Digital assets have diverse terms and conditions and may be held for different purposes even within the same organization. Let’s use cryptocurrency as a topic given the wide use case. Generally, we are seeing the market treating cryptocurrencies as intangible assets to the extent that they are not inventories. In order to reach that conclusion, let’s consider why cryptocurrencies might not meet the definition of cash or financial instruments.
- Cash – the description of cash in International Financial Reporting Standards (IAS 32 Financial Instruments: Presentation) suggests that cash is expected to be used as a medium of exchange and as the monetary unit in pricing goods or services to such an extent that it would be the basis on which all transactions are measured and recognized in financial statements. However, there are currently no cryptocurrencies that demonstrate the characteristics of cash.
- Financial assets – IAS 32 defines a financial asset. In summary, a financial asset is any asset that is: (a) cash; (b) an equity instrument of another entity; (c) a contractual right to receive cash or another financial asset from another entity; (d) a contractual right to exchange financial assets or financial liabilities with another entity under particular conditions; or (e) a particular contract that will or may be settled in the entity’s own equity instruments. However, cryptocurrency is not cash, an equity instrument of another entity, nor a contract with a counterparty.
After considering these facts, it leaves us with intangible assets, which give rise to future economic benefit, lack physical substance, are identifiable, controlled by the entity and are not in scope of other standards. Since cryptocurrencies are not tangible (they have no physical substance), they meet the definition under IAS 38; subject to the cost or, if applicable, revaluation model, which continuously compares the carrying amount of the digital asset against its fair value, on subsequent measurement.
The auditor’s responsibilities

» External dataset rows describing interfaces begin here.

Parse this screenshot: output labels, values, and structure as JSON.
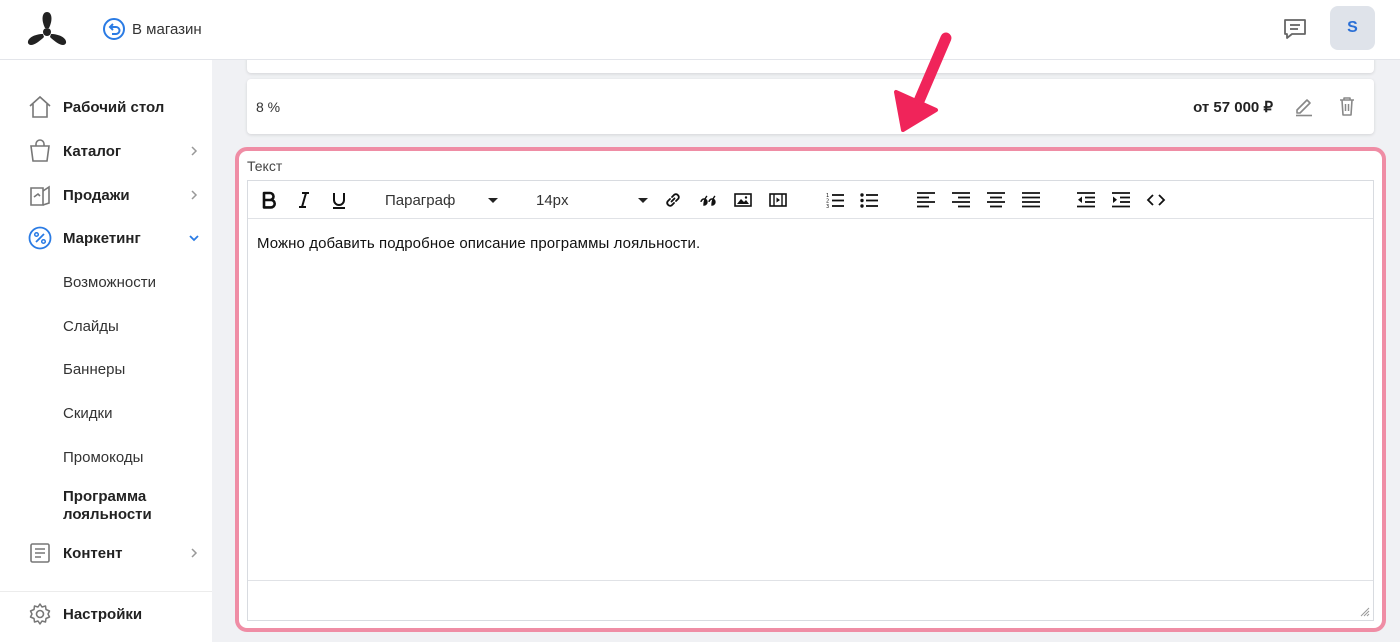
{
  "header": {
    "back_label": "В магазин",
    "avatar_initial": "S"
  },
  "sidebar": {
    "items": [
      {
        "label": "Рабочий стол",
        "icon": "home-icon"
      },
      {
        "label": "Каталог",
        "icon": "bag-icon"
      },
      {
        "label": "Продажи",
        "icon": "sales-icon"
      },
      {
        "label": "Маркетинг",
        "icon": "percent-icon"
      },
      {
        "label": "Контент",
        "icon": "content-icon"
      },
      {
        "label": "Настройки",
        "icon": "gear-icon"
      }
    ],
    "marketing_sub": [
      "Возможности",
      "Слайды",
      "Баннеры",
      "Скидки",
      "Промокоды",
      "Программа лояльности"
    ]
  },
  "loyalty_level": {
    "percent": "8 %",
    "threshold": "от 57 000 ₽"
  },
  "editor": {
    "field_label": "Текст",
    "paragraph_select": "Параграф",
    "size_select": "14px",
    "content": "Можно добавить подробное описание программы лояльности."
  },
  "colors": {
    "accent": "#2a7be4",
    "highlight": "#ef8da5",
    "arrow": "#f0245a"
  }
}
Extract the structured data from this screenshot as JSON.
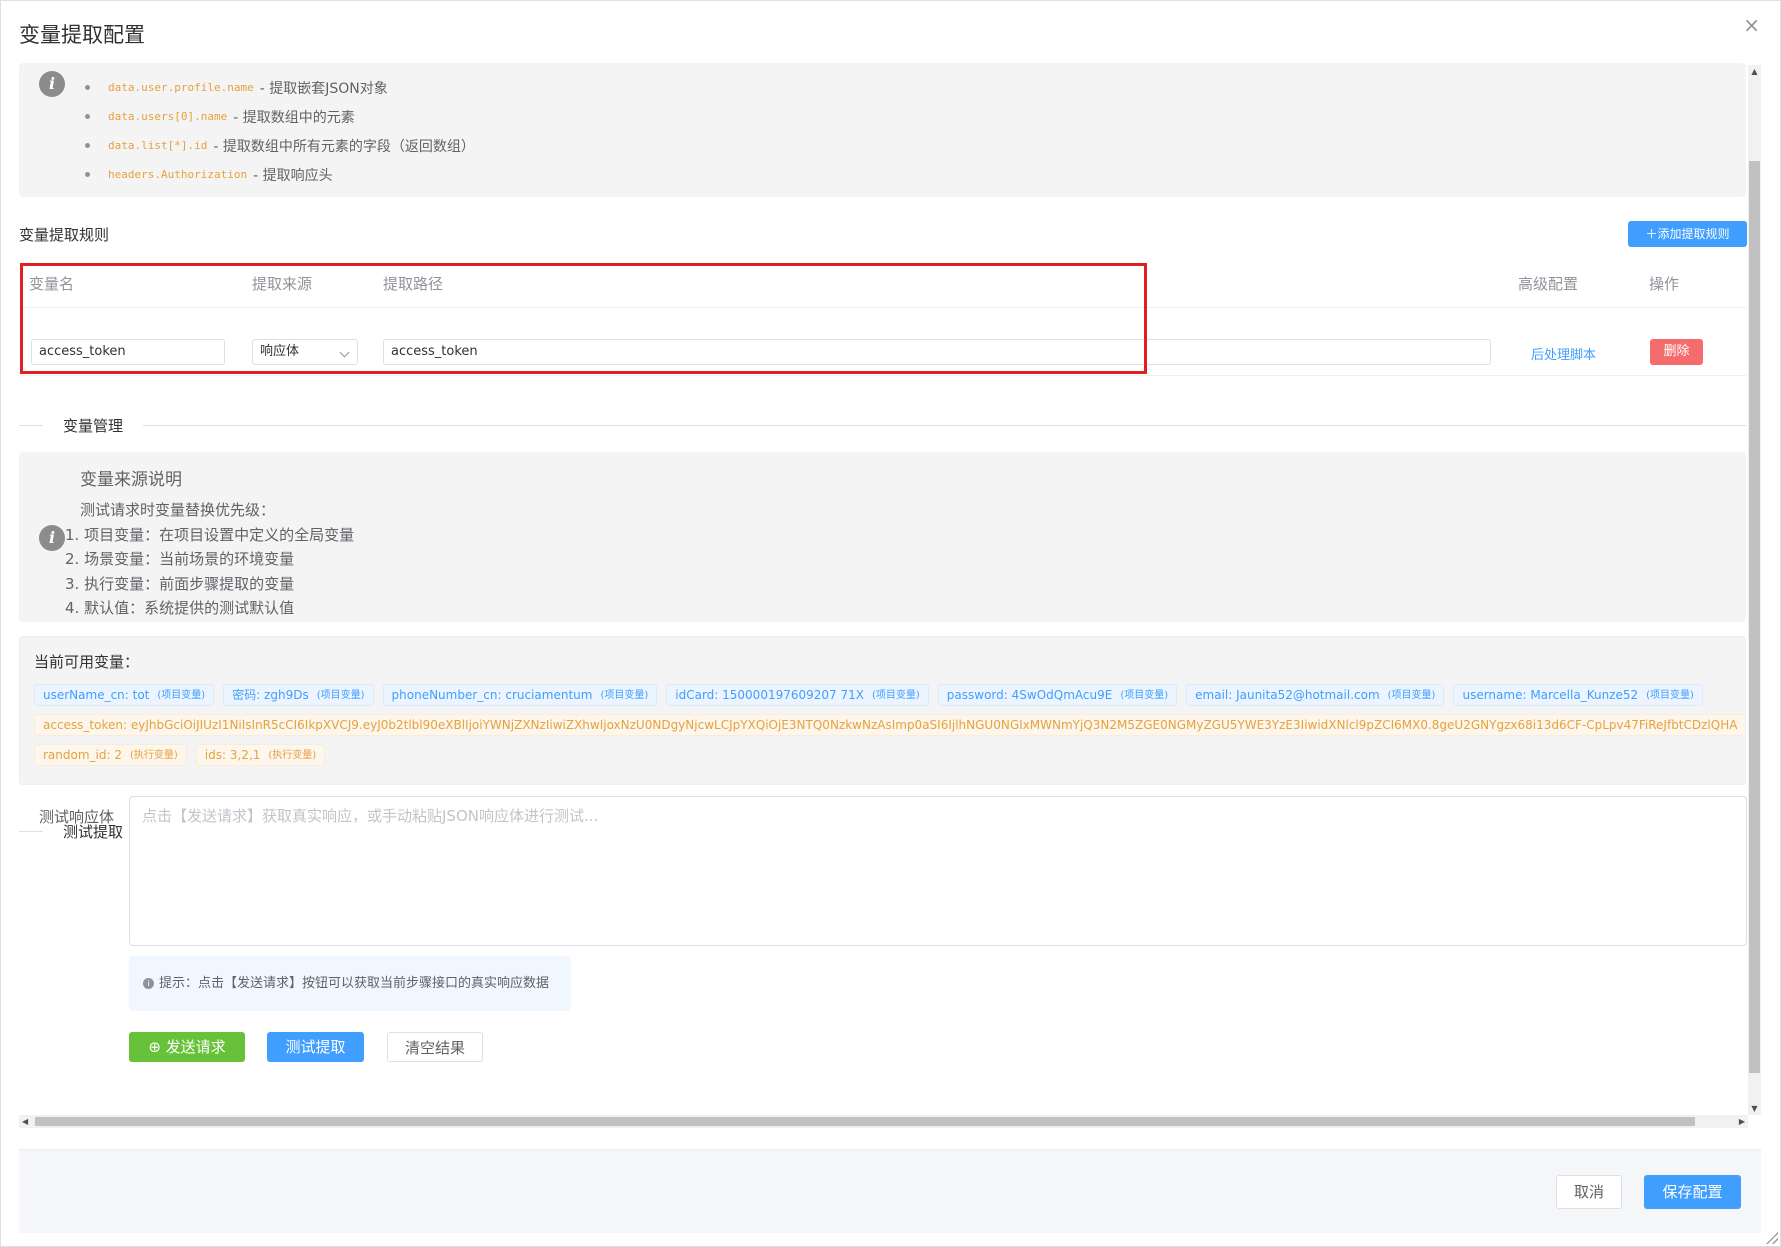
{
  "dialog": {
    "title": "变量提取配置",
    "close_glyph": "×"
  },
  "path_examples": [
    {
      "code": "data.user.profile.name",
      "desc": "- 提取嵌套JSON对象"
    },
    {
      "code": "data.users[0].name",
      "desc": "- 提取数组中的元素"
    },
    {
      "code": "data.list[*].id",
      "desc": "- 提取数组中所有元素的字段（返回数组）"
    },
    {
      "code": "headers.Authorization",
      "desc": "- 提取响应头"
    }
  ],
  "rules": {
    "title": "变量提取规则",
    "add_button": "添加提取规则",
    "headers": {
      "name": "变量名",
      "source": "提取来源",
      "path": "提取路径",
      "advanced": "高级配置",
      "action": "操作"
    },
    "rows": [
      {
        "name": "access_token",
        "source": "响应体",
        "path": "access_token",
        "advanced_link": "后处理脚本",
        "delete": "删除"
      }
    ]
  },
  "var_management": {
    "section_title": "变量管理",
    "source_info": {
      "title": "变量来源说明",
      "lines": [
        "测试请求时变量替换优先级：",
        "1. 项目变量：在项目设置中定义的全局变量",
        "2. 场景变量：当前场景的环境变量",
        "3. 执行变量：前面步骤提取的变量",
        "4. 默认值：系统提供的测试默认值"
      ]
    },
    "available_title": "当前可用变量：",
    "row1": [
      {
        "text": "userName_cn: tot",
        "src": "(项目变量)"
      },
      {
        "text": "密码: zgh9Ds",
        "src": "(项目变量)"
      },
      {
        "text": "phoneNumber_cn: cruciamentum",
        "src": "(项目变量)"
      },
      {
        "text": "idCard: 150000197609207 71X",
        "src": "(项目变量)"
      },
      {
        "text": "password: 4SwOdQmAcu9E",
        "src": "(项目变量)"
      },
      {
        "text": "email: Jaunita52@hotmail.com",
        "src": "(项目变量)"
      },
      {
        "text": "username: Marcella_Kunze52",
        "src": "(项目变量)"
      }
    ],
    "row2": [
      {
        "text": "access_token: eyJhbGciOiJIUzI1NiIsInR5cCI6IkpXVCJ9.eyJ0b2tlbl90eXBlIjoiYWNjZXNzIiwiZXhwIjoxNzU0NDgyNjcwLCJpYXQiOjE3NTQ0NzkwNzAsImp0aSI6IjlhNGU0NGIxMWNmYjQ3N2M5ZGE0NGMyZGU5YWE3YzE3IiwidXNlcl9pZCI6MX0.8geU2GNYgzx68i13d6CF-CpLpv47FiReJfbtCDzlQHA",
        "src": "(执行变量)"
      }
    ],
    "row3": [
      {
        "text": "random_id: 2",
        "src": "(执行变量)"
      },
      {
        "text": "ids: 3,2,1",
        "src": "(执行变量)"
      }
    ]
  },
  "test_extract": {
    "section_title": "测试提取",
    "label": "测试响应体",
    "placeholder": "点击【发送请求】获取真实响应，或手动粘贴JSON响应体进行测试...",
    "tip": "提示：点击【发送请求】按钮可以获取当前步骤接口的真实响应数据",
    "send_button": "发送请求",
    "test_button": "测试提取",
    "clear_button": "清空结果"
  },
  "footer": {
    "cancel": "取消",
    "save": "保存配置"
  },
  "colors": {
    "primary": "#409eff",
    "danger": "#f56c6c",
    "success": "#67c23a",
    "warning": "#e6a23c"
  }
}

The different accounting approaches may pose a challenge for auditors, so efforts are under way to establish consistency across global auditing practices. Accountancy bodies (such as the American Institute of Certified Public Accountants and the Center for Audit Quality) have launched working groups focused specifically on handling emerging technologies, including digital assets. While there are still obstacles to overcome before procedures and approaches are fully aligned, these are promising steps forward and, over time, we can hope to see gradual convergence.
The auditor’s first responsibility is to evaluate the actual blockchain protocol that is used. At EY, for instance, the blockchain assurance team works to understand the nature of the digital assets and their underlying protocols, since this is critical to the auditor in assessing evidence from the blockchain.
To add further complexity, the definition and assessment of risks can vary depending on the specific digital asset in question, or the way in which the client transacts. This means there can be a wide range of influences on the risk spectrum.
For instance, more mature digital assets typically have a higher number of interested parties (e.g., holders, developers, miners). Similarly, digital assets that are pegged to other economic claims (e.g., gold-backed cryptocurrency or the stablecoin propositions mentioned earlier) might present different risks than those without such intrinsic value such as utility tokens and native digital assets such as Bitcoin. Asset-backed tokens may even present additional complexity, since their smart contract functionality would have to be considered as well. The position of any particular digital asset on the risk spectrum depends on a number of factors. Is the blockchain widely used? Is it open source? How many developers use it?
Auditors also must consider whether transactions are manually initiated or executed automatically via a smart contract. If automatic, there are risks of unauthorized or incorrect transactions associated with software flaws, hacking and reliance on potentially inaccurate information provided to the blockchain by third-party data feed services (known as oracles).
These challenges are further complicated by the fact that it is more difficult for the auditor to verify the existence of digital assets than traditional assets.
Regulators and standard setters
Most governments recognize that introducing regulations to help monitor digital assets will offer greater protection to investors and businesses, but consistent regulation across jurisdictions does not yet exist. Two examples illustrate how polarized approaches can be: Luxembourg has gone to some lengths to encourage the use of digital assets by introducing the first nationally licensed bitcoin exchange; in India, on the other hand, an inter-ministerial committee is proposing to criminalize dealing in private cryptocurrencies.
Similarly, while the International Accounting Standards Board has not put digital assets on its standard-setting agenda at this stage, it is, along with other standard setters, continuing to monitor the development of digital assets and their significance for the International Financial Reporting Standards.